Luckily, we can reference the SVG symbols from an external file. In this case the syntax becomes:

	<use xlink:href="external_file.svg#iconID" />

This method works in all major browsers, except for IE9+. However Jonathan Neal’s SVG4everybody script can even solve this problem, as is clearly explained in SVG use with External Source.


I think there are lots of exciting possibilities around these ideas. If you’re interested in learning more, here are some resources I’ve found very useful:

Frequently Asked Questions (FAQs) about Building SVG Icons

What are the advantages of using SVG icons over other formats?

SVG, or Scalable Vector Graphics, offer several advantages over other formats like PNG or JPEG. Firstly, SVGs are resolution-independent, meaning they can scale to any size without losing quality. This makes them perfect for responsive web design. Secondly, SVGs are typically smaller in file size, which can improve website load times. Lastly, SVGs can be styled and animated with CSS and JavaScript, providing more flexibility and interactivity.

How can I create my own SVG icons?

Creating your own SVG icons can be done using vector graphic software like Adobe Illustrator or Inkscape. These tools allow you to design and export your artwork as SVG files. Alternatively, you can write SVG code manually using a text editor, although this requires a good understanding of SVG syntax.

Can I use SVG icons for commercial projects?

Yes, SVG icons can be used for commercial projects, but it’s important to check the licensing terms of any icons you download from the internet. Some may require attribution or have other restrictions. If you create your own SVG icons, you can use them however you wish.

How do I add SVG icons to my website?

There are several ways to add SVG icons to your website. You can embed the SVG code directly into your HTML, use an img tag, or use CSS background images. Each method has its own advantages and considerations, so choose the one that best fits your needs.

Why are my SVG icons not displaying correctly?

If your SVG icons are not displaying correctly, there could be several reasons. The SVG code might have errors, or the icons might not be compatible with certain browsers. It’s also possible that the CSS styling is interfering with the icon display. Check your code and browser compatibility to troubleshoot the issue.

Can I animate SVG icons?
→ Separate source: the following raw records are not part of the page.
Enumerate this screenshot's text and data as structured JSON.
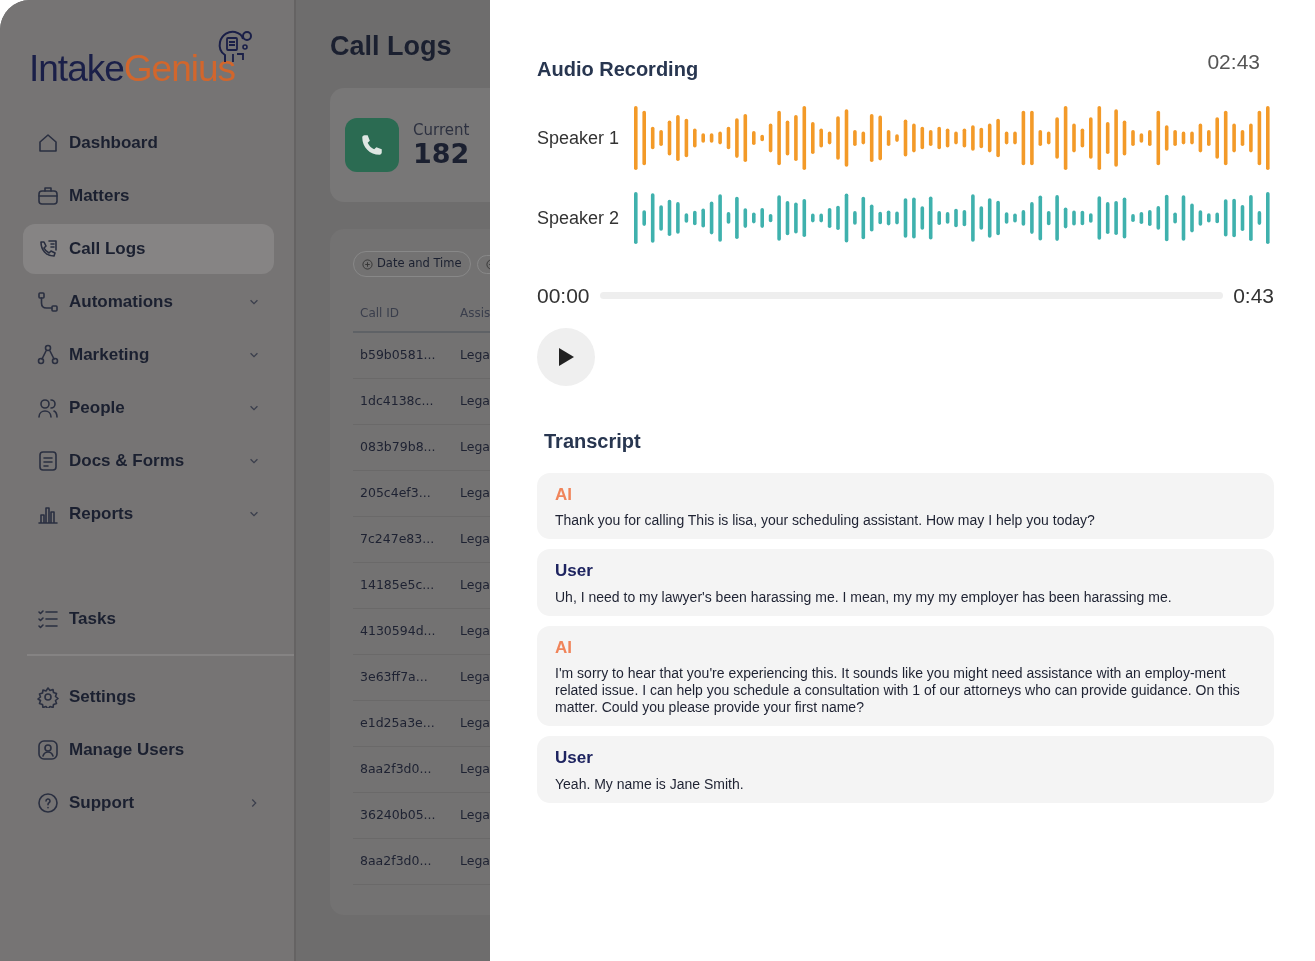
{
  "sidebar": {
    "logo": {
      "first": "Intake",
      "second": "Genius"
    },
    "groups": [
      {
        "items": [
          {
            "kind": "plain",
            "label": "Dashboard",
            "selected": false
          },
          {
            "kind": "plain",
            "label": "Matters",
            "selected": false
          },
          {
            "kind": "plain",
            "label": "Call Logs",
            "selected": true
          },
          {
            "kind": "dropdown",
            "label": "Automations",
            "selected": false
          },
          {
            "kind": "dropdown",
            "label": "Marketing",
            "selected": false
          },
          {
            "kind": "dropdown",
            "label": "People",
            "selected": false
          },
          {
            "kind": "dropdown",
            "label": "Docs & Forms",
            "selected": false
          },
          {
            "kind": "dropdown",
            "label": "Reports",
            "selected": false
          }
        ]
      },
      {
        "items": [
          {
            "kind": "plain",
            "label": "Tasks",
            "selected": false
          }
        ]
      },
      {
        "items": [
          {
            "kind": "plain",
            "label": "Settings",
            "selected": false
          },
          {
            "kind": "plain",
            "label": "Manage Users",
            "selected": false
          },
          {
            "kind": "link",
            "label": "Support",
            "selected": false
          }
        ]
      }
    ]
  },
  "main": {
    "title": "Call Logs",
    "stat": {
      "label": "Current",
      "value": "182"
    },
    "filters": [
      {
        "label": "Date and Time",
        "cut_off": false
      },
      {
        "cut_off": true
      }
    ],
    "table": {
      "columns": [
        "Call ID",
        "Assis"
      ],
      "rows": [
        [
          "b59b0581...",
          "Lega"
        ],
        [
          "1dc4138c...",
          "Lega"
        ],
        [
          "083b79b8...",
          "Lega"
        ],
        [
          "205c4ef3...",
          "Lega"
        ],
        [
          "7c247e83...",
          "Lega"
        ],
        [
          "14185e5c...",
          "Lega"
        ],
        [
          "4130594d...",
          "Lega"
        ],
        [
          "3e63ff7a...",
          "Lega"
        ],
        [
          "e1d25a3e...",
          "Lega"
        ],
        [
          "8aa2f3d0...",
          "Lega"
        ],
        [
          "36240b05...",
          "Lega"
        ],
        [
          "8aa2f3d0...",
          "Lega"
        ]
      ]
    }
  },
  "panel": {
    "title": "Audio Recording",
    "duration": "02:43",
    "speakers": [
      {
        "name": "Speaker 1",
        "color": "#f39a28"
      },
      {
        "name": "Speaker 2",
        "color": "#3fb1ad"
      }
    ],
    "player": {
      "start": "00:00",
      "end": "0:43",
      "level": 0
    },
    "transcript_title": "Transcript",
    "messages": [
      {
        "kind": "ai",
        "speaker": "AI",
        "text": "Thank you for calling This is lisa, your scheduling assistant. How may I help you today?"
      },
      {
        "kind": "user",
        "speaker": "User",
        "text": "Uh, I need to my lawyer's been harassing me. I mean, my my my employer has been harassing me."
      },
      {
        "kind": "ai",
        "speaker": "AI",
        "text": "I'm sorry to hear that you're experiencing this. It sounds like you might need assistance with an employ-ment related issue. I can help you schedule a consultation with 1 of our attorneys who can provide guidance. On this matter. Could you please provide your first name?"
      },
      {
        "kind": "user",
        "speaker": "User",
        "text": "Yeah. My name is Jane Smith."
      }
    ]
  }
}
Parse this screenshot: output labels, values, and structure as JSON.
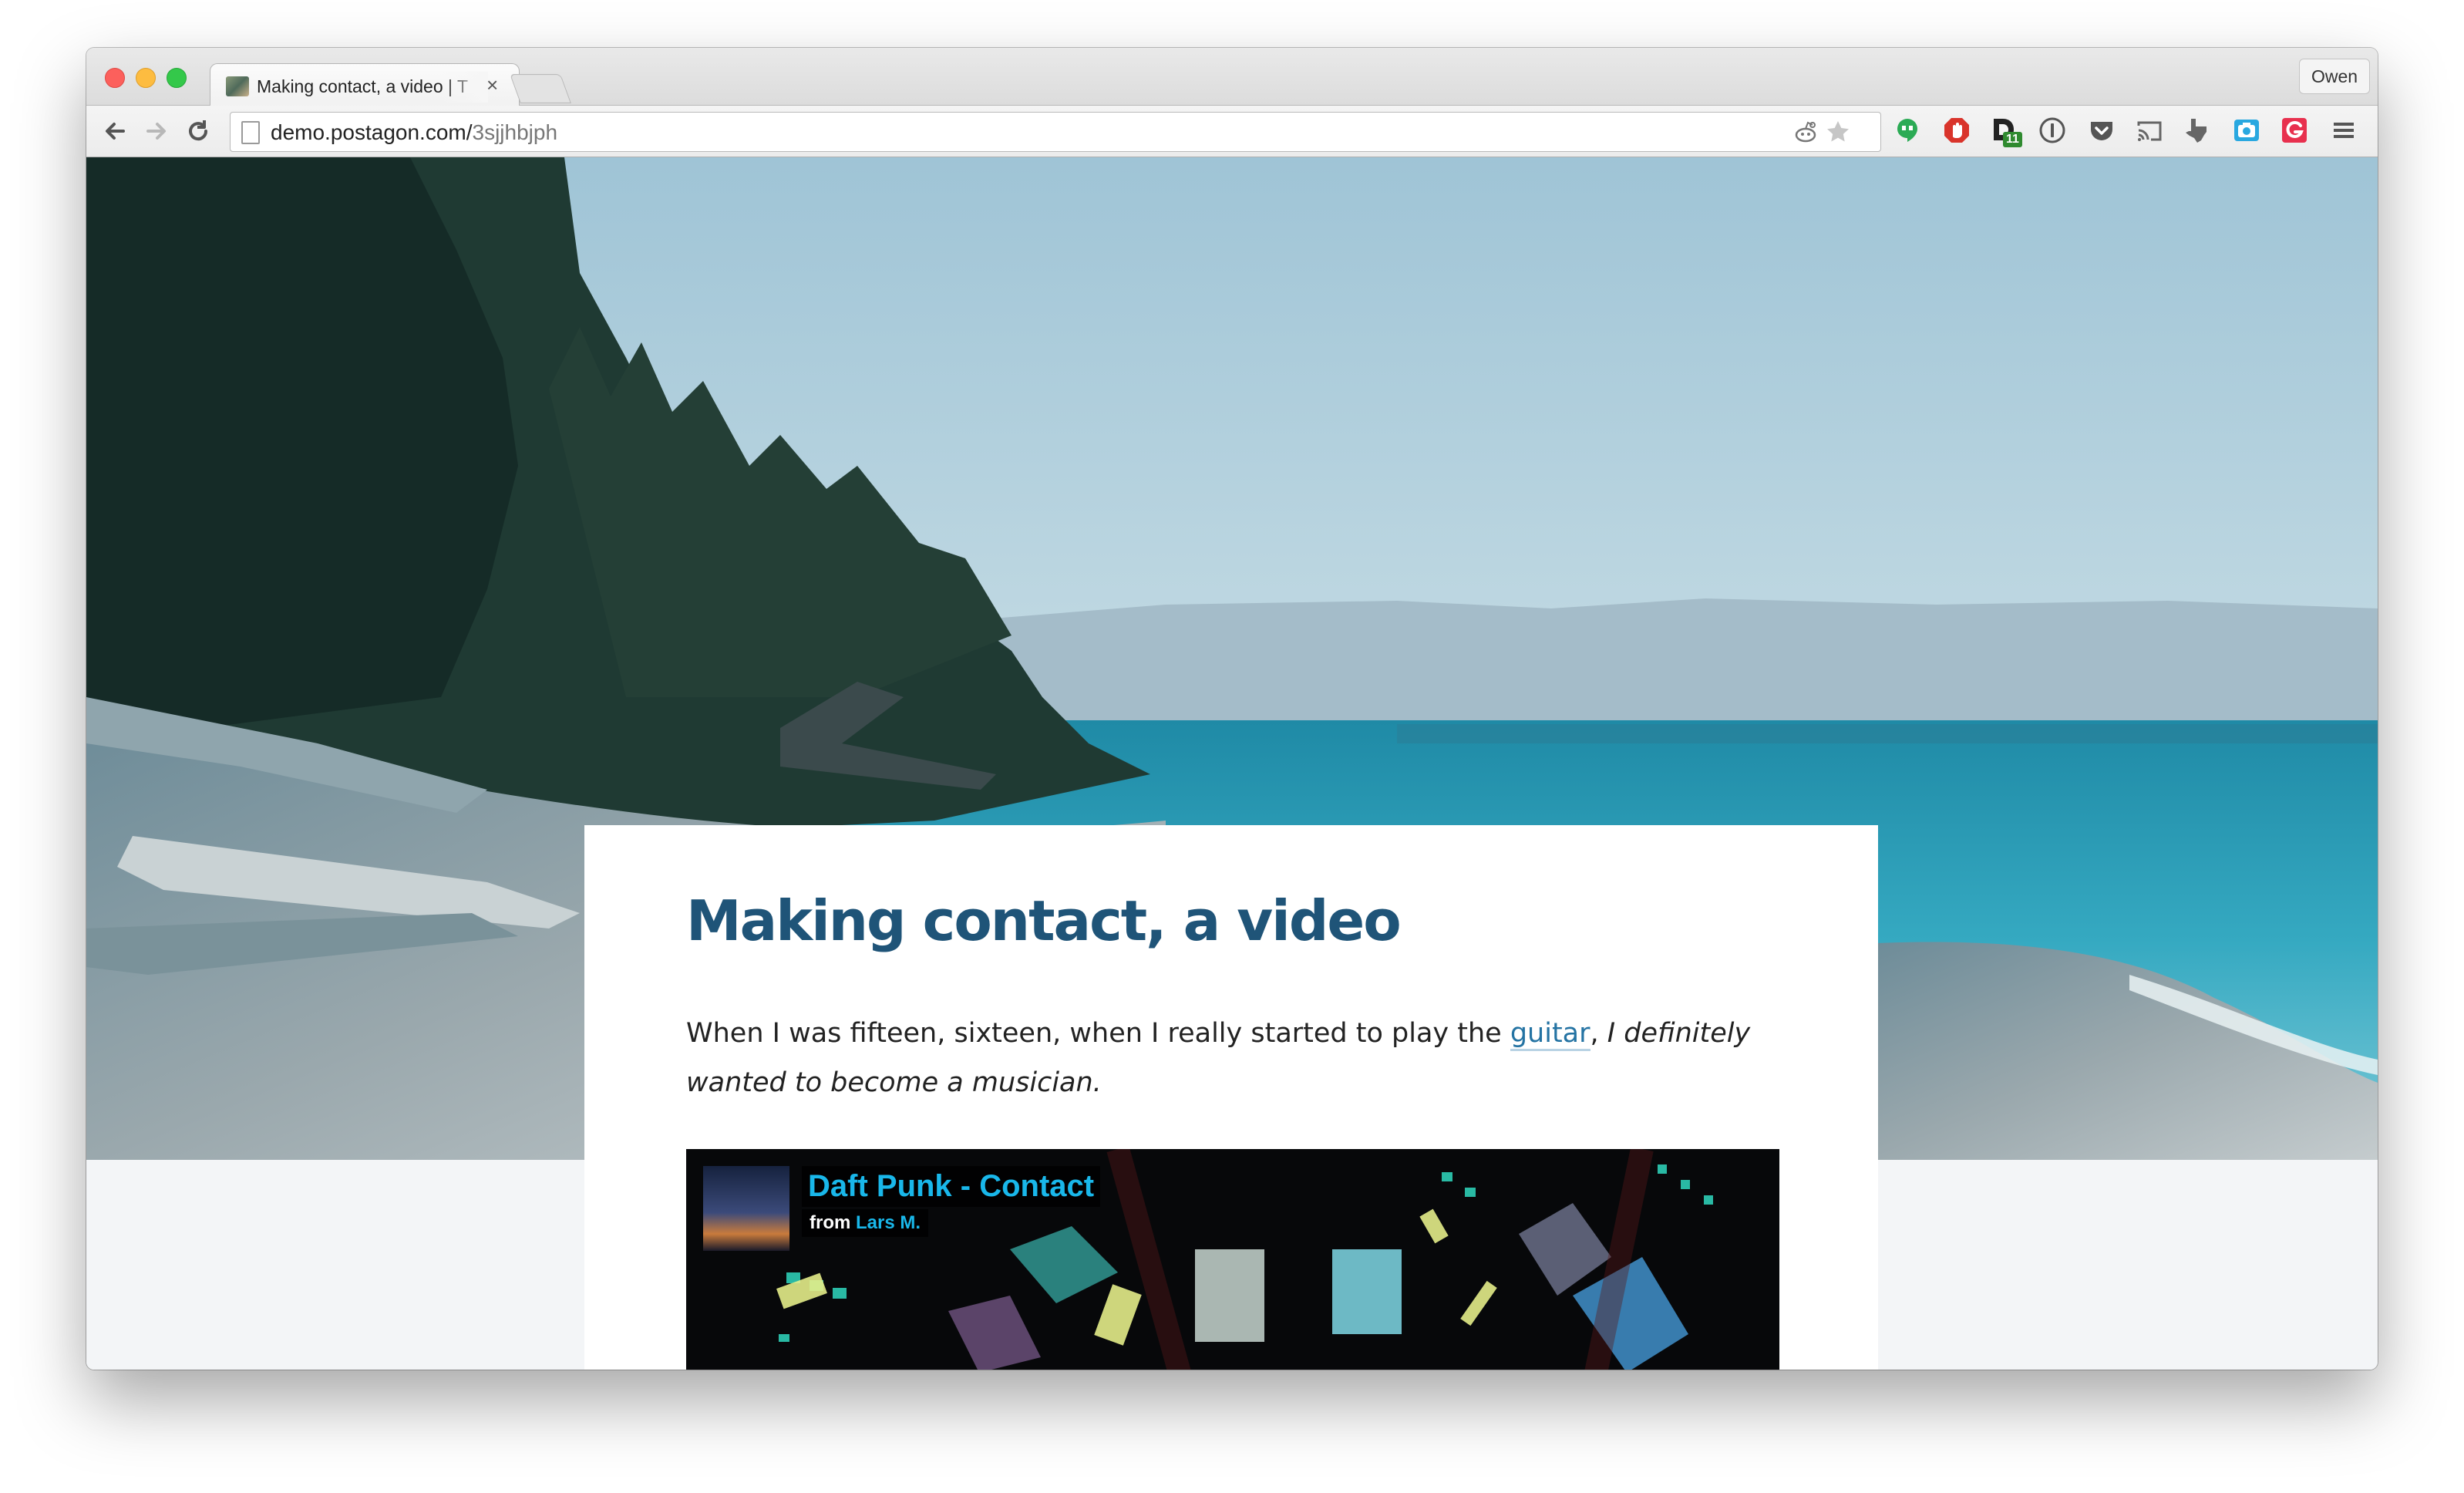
{
  "browser": {
    "tab": {
      "title": "Making contact, a video | T",
      "close_glyph": "×"
    },
    "profile_name": "Owen",
    "url_host": "demo.postagon.com/",
    "url_path": "3sjjhbjph",
    "extension_badge": "11"
  },
  "post": {
    "title": "Making contact, a video",
    "body_before_link": "When I was fifteen, sixteen, when I really started to play the ",
    "link_text": "guitar",
    "body_after_link": ", ",
    "body_italic": "I definitely wanted to become a musician."
  },
  "video": {
    "title": "Daft Punk - Contact",
    "from_label": "from ",
    "author": "Lars M."
  },
  "colors": {
    "title": "#1f5478",
    "link": "#2473a3",
    "video_accent": "#19b7ea",
    "page_bg": "#f3f5f7"
  }
}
Yes, SVG icons can be animated using CSS or JavaScript. This allows you to create interactive effects like hover states, transitions, and transformations. However, keep in mind that complex animations can impact website performance.

How can I optimize SVG icons for better performance?

Optimizing SVG icons can involve several steps. You can minify the SVG code to reduce file size, remove unnecessary metadata, and use CSS for styling instead of inline attributes. Additionally, consider using SVG sprites to combine multiple icons into a single file.

Can I use SVG icons in email newsletters?

While SVG icons can technically be used in email newsletters, support varies across different email clients. Some clients may not display SVGs correctly, or at all. Therefore, it’s generally safer to use PNG or JPEG images for email newsletters.

How can I convert other image formats to SVG?

Converting other image formats to SVG can be done using vector graphic software or online conversion tools. However, keep in mind that raster images like PNG or JPEG may not convert well to SVG, as they lack the vector data necessary for smooth scaling.

Are there any resources for free SVG icons?

Yes, there are many resources for free SVG icons online. Websites like SVGRepo, Flaticon, and IconSVG offer a wide range of icons for different purposes. Always check the licensing terms before using these icons in your projects.